Page and application data records
+ + + +
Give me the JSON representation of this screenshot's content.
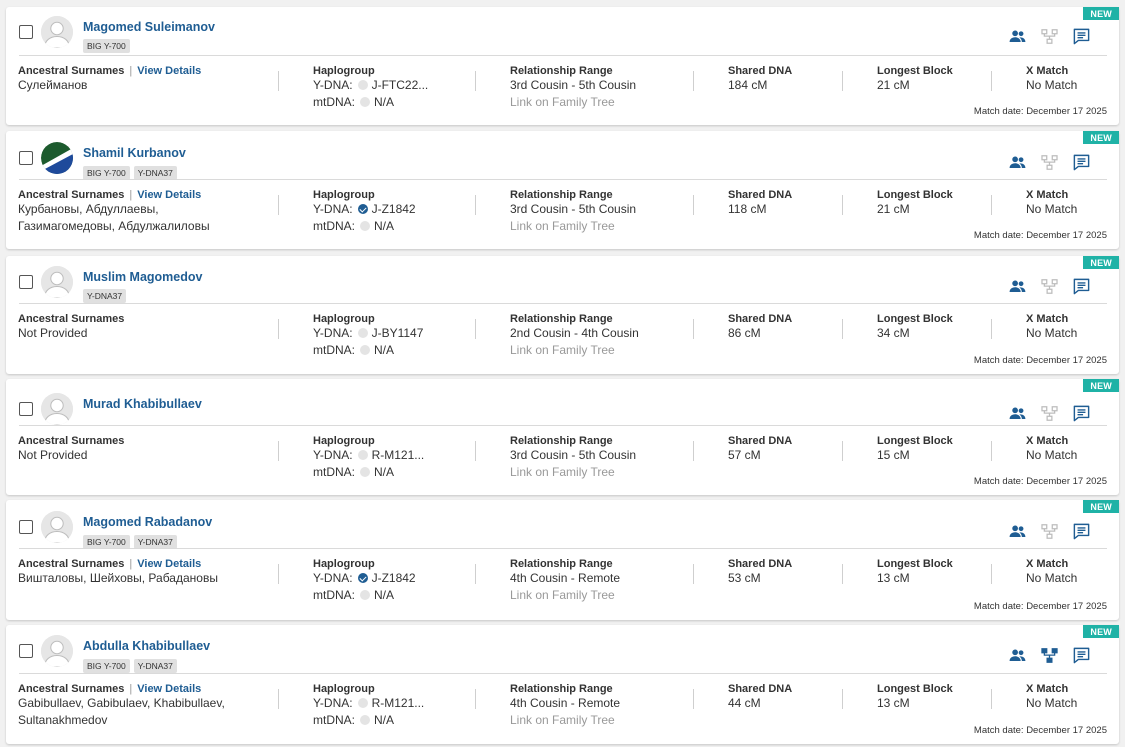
{
  "labels": {
    "new": "NEW",
    "ancestral_surnames": "Ancestral Surnames",
    "view_details": "View Details",
    "haplogroup": "Haplogroup",
    "ydna_prefix": "Y-DNA:",
    "mtdna_prefix": "mtDNA:",
    "relationship_range": "Relationship Range",
    "link_family_tree": "Link on Family Tree",
    "shared_dna": "Shared DNA",
    "longest_block": "Longest Block",
    "x_match": "X Match",
    "match_date_prefix": "Match date:"
  },
  "colors": {
    "brand_blue": "#1f5d93",
    "new_badge": "#1fb2a6",
    "inactive_icon": "#bdbdbd"
  },
  "matches": [
    {
      "name": "Magomed Suleimanov",
      "avatar": "default-avatar",
      "tags": [
        "BIG Y-700"
      ],
      "view_details": true,
      "surnames": [
        "Сулейманов"
      ],
      "ydna": "J-FTC22...",
      "ydna_verified": false,
      "mtdna": "N/A",
      "relationship": "3rd Cousin - 5th Cousin",
      "shared_dna": "184 cM",
      "longest_block": "21 cM",
      "x_match": "No Match",
      "match_date": "December 17 2025",
      "tree_icon_active": false
    },
    {
      "name": "Shamil Kurbanov",
      "avatar": "flag-avatar",
      "tags": [
        "BIG Y-700",
        "Y-DNA37"
      ],
      "view_details": true,
      "surnames": [
        "Курбановы, Абдуллаевы,",
        "Газимагомедовы, Абдулжалиловы"
      ],
      "ydna": "J-Z1842",
      "ydna_verified": true,
      "mtdna": "N/A",
      "relationship": "3rd Cousin - 5th Cousin",
      "shared_dna": "118 cM",
      "longest_block": "21 cM",
      "x_match": "No Match",
      "match_date": "December 17 2025",
      "tree_icon_active": false
    },
    {
      "name": "Muslim Magomedov",
      "avatar": "default-avatar",
      "tags": [
        "Y-DNA37"
      ],
      "view_details": false,
      "surnames": [
        "Not Provided"
      ],
      "ydna": "J-BY1147",
      "ydna_verified": false,
      "mtdna": "N/A",
      "relationship": "2nd Cousin - 4th Cousin",
      "shared_dna": "86 cM",
      "longest_block": "34 cM",
      "x_match": "No Match",
      "match_date": "December 17 2025",
      "tree_icon_active": false
    },
    {
      "name": "Murad Khabibullaev",
      "avatar": "default-avatar",
      "tags": [],
      "view_details": false,
      "surnames": [
        "Not Provided"
      ],
      "ydna": "R-M121...",
      "ydna_verified": false,
      "mtdna": "N/A",
      "relationship": "3rd Cousin - 5th Cousin",
      "shared_dna": "57 cM",
      "longest_block": "15 cM",
      "x_match": "No Match",
      "match_date": "December 17 2025",
      "tree_icon_active": false
    },
    {
      "name": "Magomed Rabadanov",
      "avatar": "default-avatar",
      "tags": [
        "BIG Y-700",
        "Y-DNA37"
      ],
      "view_details": true,
      "surnames": [
        "Вишталовы, Шейховы, Рабадановы"
      ],
      "ydna": "J-Z1842",
      "ydna_verified": true,
      "mtdna": "N/A",
      "relationship": "4th Cousin - Remote",
      "shared_dna": "53 cM",
      "longest_block": "13 cM",
      "x_match": "No Match",
      "match_date": "December 17 2025",
      "tree_icon_active": false
    },
    {
      "name": "Abdulla Khabibullaev",
      "avatar": "default-avatar",
      "tags": [
        "BIG Y-700",
        "Y-DNA37"
      ],
      "view_details": true,
      "surnames": [
        "Gabibullaev, Gabibulaev, Khabibullaev,",
        "Sultanakhmedov"
      ],
      "ydna": "R-M121...",
      "ydna_verified": false,
      "mtdna": "N/A",
      "relationship": "4th Cousin - Remote",
      "shared_dna": "44 cM",
      "longest_block": "13 cM",
      "x_match": "No Match",
      "match_date": "December 17 2025",
      "tree_icon_active": true
    }
  ]
}
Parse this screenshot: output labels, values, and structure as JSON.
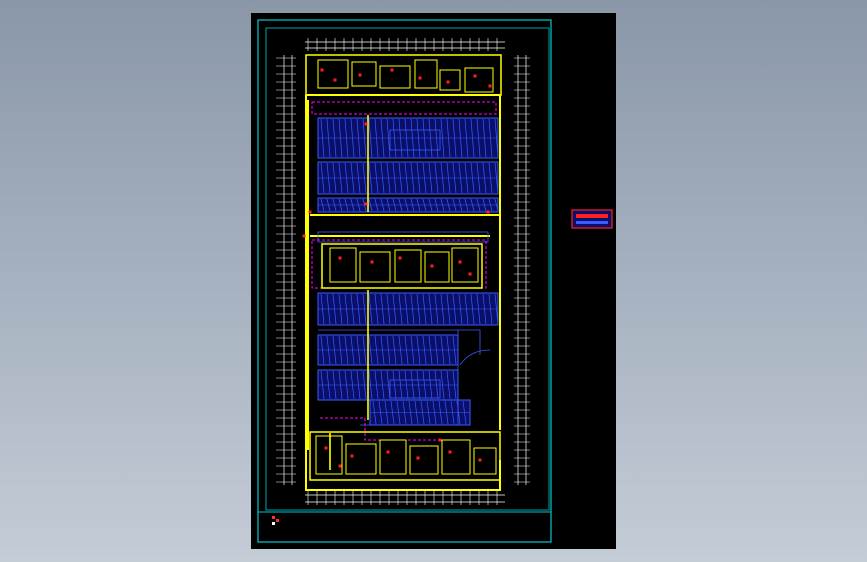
{
  "viewer": {
    "background_top": "#8a97a8",
    "background_bottom": "#c4ccd6"
  },
  "drawing": {
    "sheet_color": "#000000",
    "frame_color": "#00c8d2",
    "wall_color": "#ffff00",
    "parking_color": "#3a5cff",
    "fire_zone_color": "#ff00ff",
    "equipment_color": "#ff2020",
    "dimension_color": "#ffffff",
    "title_block_label_color": "#ff3030"
  },
  "floor_plan": {
    "parking_zones": 7,
    "service_blocks": [
      "top",
      "middle",
      "bottom"
    ]
  }
}
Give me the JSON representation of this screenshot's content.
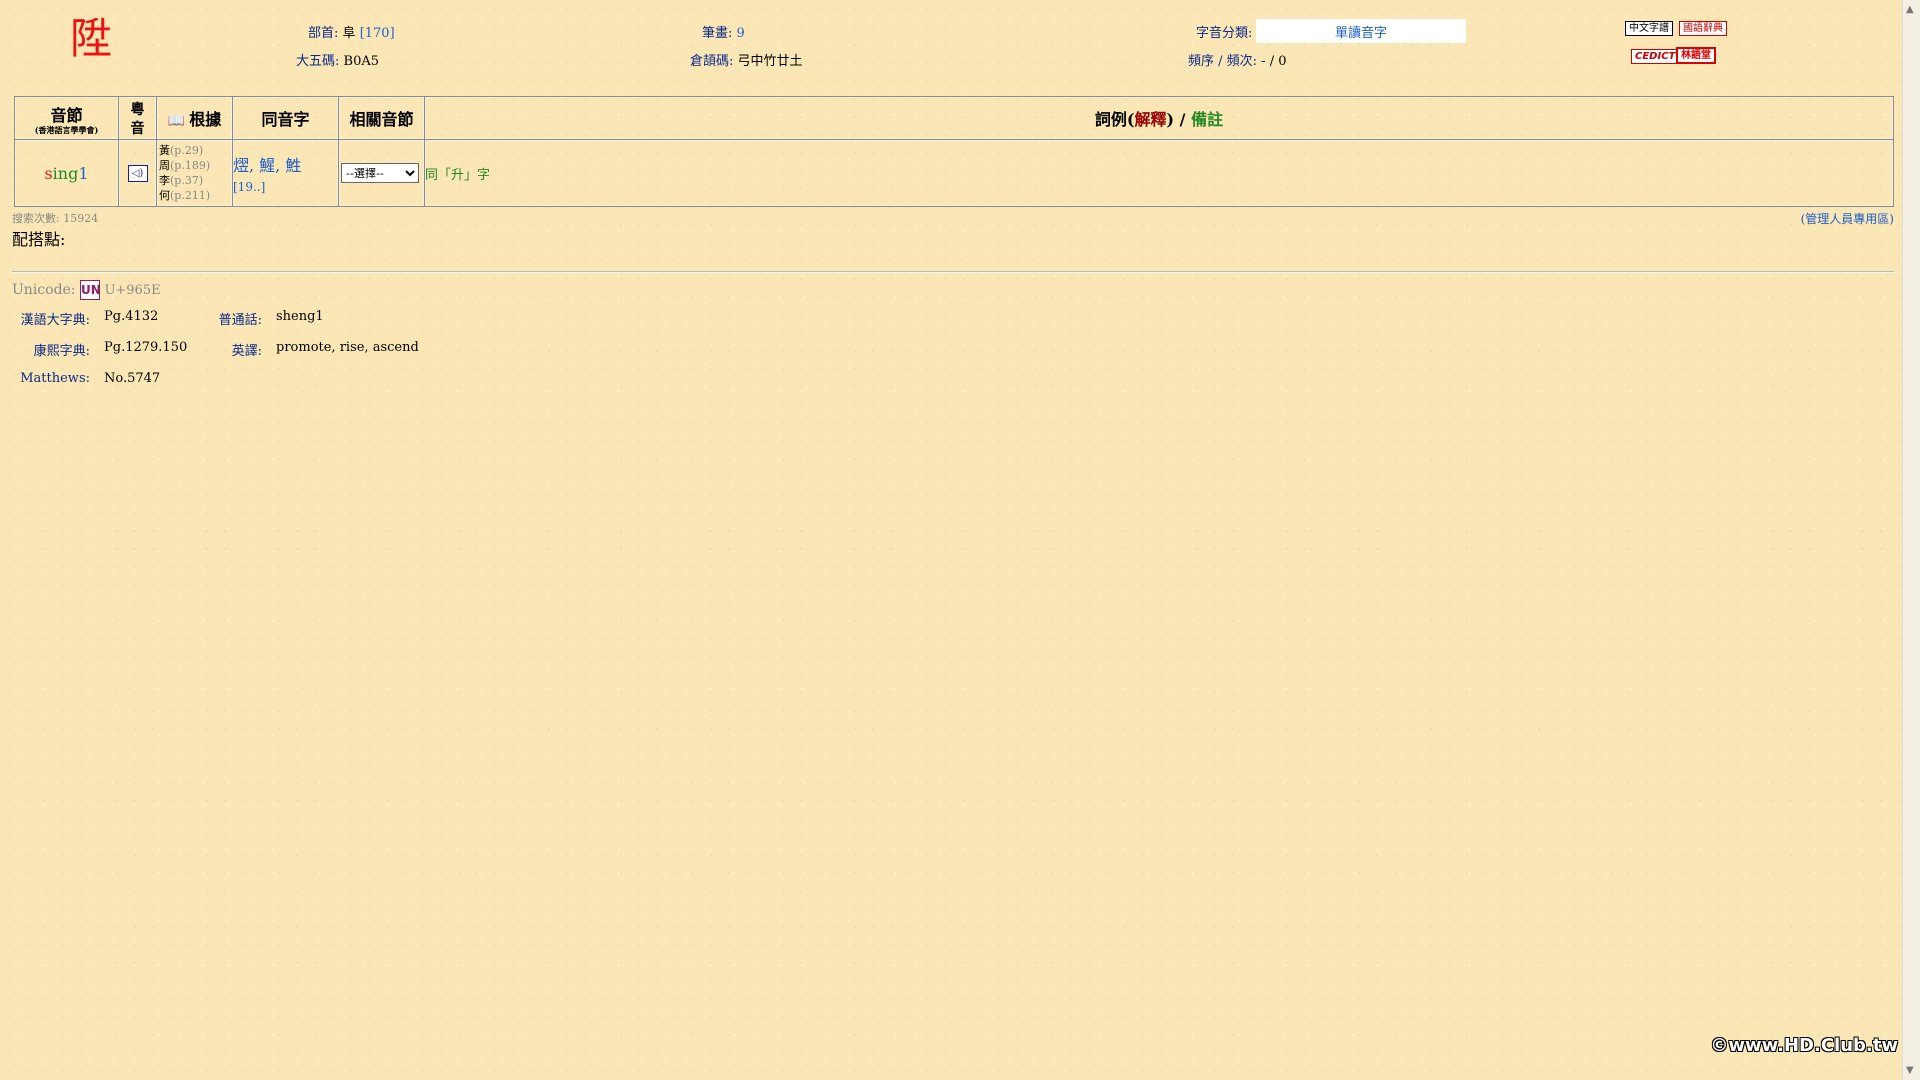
{
  "header": {
    "character": "陞",
    "radical": {
      "label": "部首:",
      "value": "阜",
      "number": "[170]"
    },
    "strokes": {
      "label": "筆畫:",
      "value": "9"
    },
    "category": {
      "label": "字音分類:",
      "value": "單讀音字"
    },
    "big5": {
      "label": "大五碼:",
      "value": "B0A5"
    },
    "cangjie": {
      "label": "倉頡碼:",
      "value": "弓中竹廿土"
    },
    "frequency": {
      "label": "頻序 / 頻次:",
      "value": "- / 0"
    },
    "links": {
      "zhongwen": "中文字譜",
      "guoyu": "國語辭典",
      "cedict": "CEDICT",
      "lam": "林語堂"
    }
  },
  "table": {
    "headers": {
      "syllable": "音節",
      "syllable_sub": "(香港語言學學會)",
      "audio_1": "粵",
      "audio_2": "音",
      "source": "根據",
      "homophones": "同音字",
      "related": "相關音節",
      "examples": "詞例",
      "examples_hint": "解釋",
      "notes_hint": "備註"
    },
    "row": {
      "syllable": {
        "initial": "s",
        "final": "ing",
        "tone": "1"
      },
      "sources": [
        {
          "name": "黃",
          "page": "(p.29)"
        },
        {
          "name": "周",
          "page": "(p.189)"
        },
        {
          "name": "李",
          "page": "(p.37)"
        },
        {
          "name": "何",
          "page": "(p.211)"
        }
      ],
      "homophones": "熤, 鯹, 鮏",
      "homophones_count": "[19..]",
      "related_select": "--選擇--",
      "example": "同「升」字"
    }
  },
  "search_count": "搜索次數: 15924",
  "admin_link": "(管理人員專用區)",
  "pairing_label": "配搭點:",
  "unicode": {
    "label": "Unicode:",
    "icon": "UN",
    "code": "U+965E"
  },
  "meta": {
    "hanyu": {
      "label": "漢語大字典:",
      "value": "Pg.4132"
    },
    "kangxi": {
      "label": "康熙字典:",
      "value": "Pg.1279.150"
    },
    "matthews": {
      "label": "Matthews:",
      "value": "No.5747"
    },
    "mandarin": {
      "label": "普通話:",
      "value": "sheng1"
    },
    "english": {
      "label": "英譯:",
      "value": "promote, rise, ascend"
    }
  },
  "watermark": "©www.HD.Club.tw"
}
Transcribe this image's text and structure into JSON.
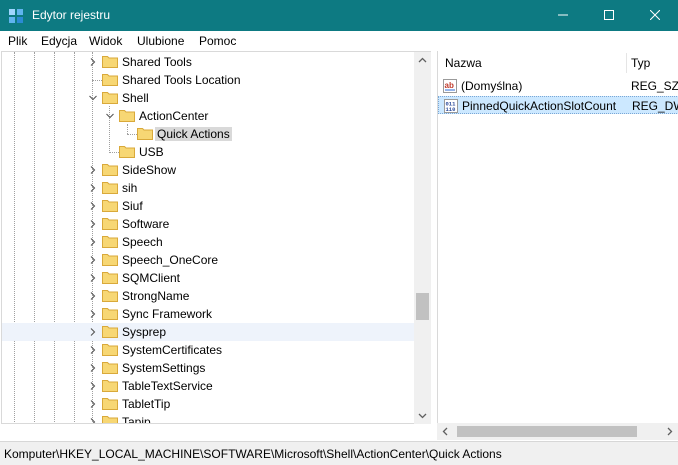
{
  "window": {
    "title": "Edytor rejestru",
    "minimize_icon": "minimize-icon",
    "maximize_icon": "maximize-icon",
    "close_icon": "close-icon"
  },
  "menu": [
    "Plik",
    "Edycja",
    "Widok",
    "Ulubione",
    "Pomoc"
  ],
  "tree": {
    "items": [
      {
        "label": "Shared Tools",
        "expander": "collapsed"
      },
      {
        "label": "Shared Tools Location",
        "expander": "none"
      },
      {
        "label": "Shell",
        "expander": "expanded"
      },
      {
        "label": "ActionCenter",
        "expander": "expanded"
      },
      {
        "label": "Quick Actions",
        "expander": "none",
        "selected": true
      },
      {
        "label": "USB",
        "expander": "none"
      },
      {
        "label": "SideShow",
        "expander": "collapsed"
      },
      {
        "label": "sih",
        "expander": "collapsed"
      },
      {
        "label": "Siuf",
        "expander": "collapsed"
      },
      {
        "label": "Software",
        "expander": "collapsed"
      },
      {
        "label": "Speech",
        "expander": "collapsed"
      },
      {
        "label": "Speech_OneCore",
        "expander": "collapsed"
      },
      {
        "label": "SQMClient",
        "expander": "collapsed"
      },
      {
        "label": "StrongName",
        "expander": "collapsed"
      },
      {
        "label": "Sync Framework",
        "expander": "collapsed"
      },
      {
        "label": "Sysprep",
        "expander": "collapsed"
      },
      {
        "label": "SystemCertificates",
        "expander": "collapsed"
      },
      {
        "label": "SystemSettings",
        "expander": "collapsed"
      },
      {
        "label": "TableTextService",
        "expander": "collapsed"
      },
      {
        "label": "TabletTip",
        "expander": "collapsed"
      },
      {
        "label": "Tapip",
        "expander": "collapsed"
      }
    ]
  },
  "list": {
    "columns": [
      "Nazwa",
      "Typ"
    ],
    "rows": [
      {
        "name": "(Domyślna)",
        "type": "REG_SZ",
        "icon": "string-value-icon",
        "selected": false
      },
      {
        "name": "PinnedQuickActionSlotCount",
        "type": "REG_DW",
        "icon": "binary-value-icon",
        "selected": true
      }
    ]
  },
  "status": {
    "path": "Komputer\\HKEY_LOCAL_MACHINE\\SOFTWARE\\Microsoft\\Shell\\ActionCenter\\Quick Actions"
  }
}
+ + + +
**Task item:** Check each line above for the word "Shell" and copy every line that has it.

**Solution:**
        "label": "Shell",
    "path": "Komputer\\HKEY_LOCAL_MACHINE\\SOFTWARE\\Microsoft\\Shell\\ActionCenter\\Quick Actions"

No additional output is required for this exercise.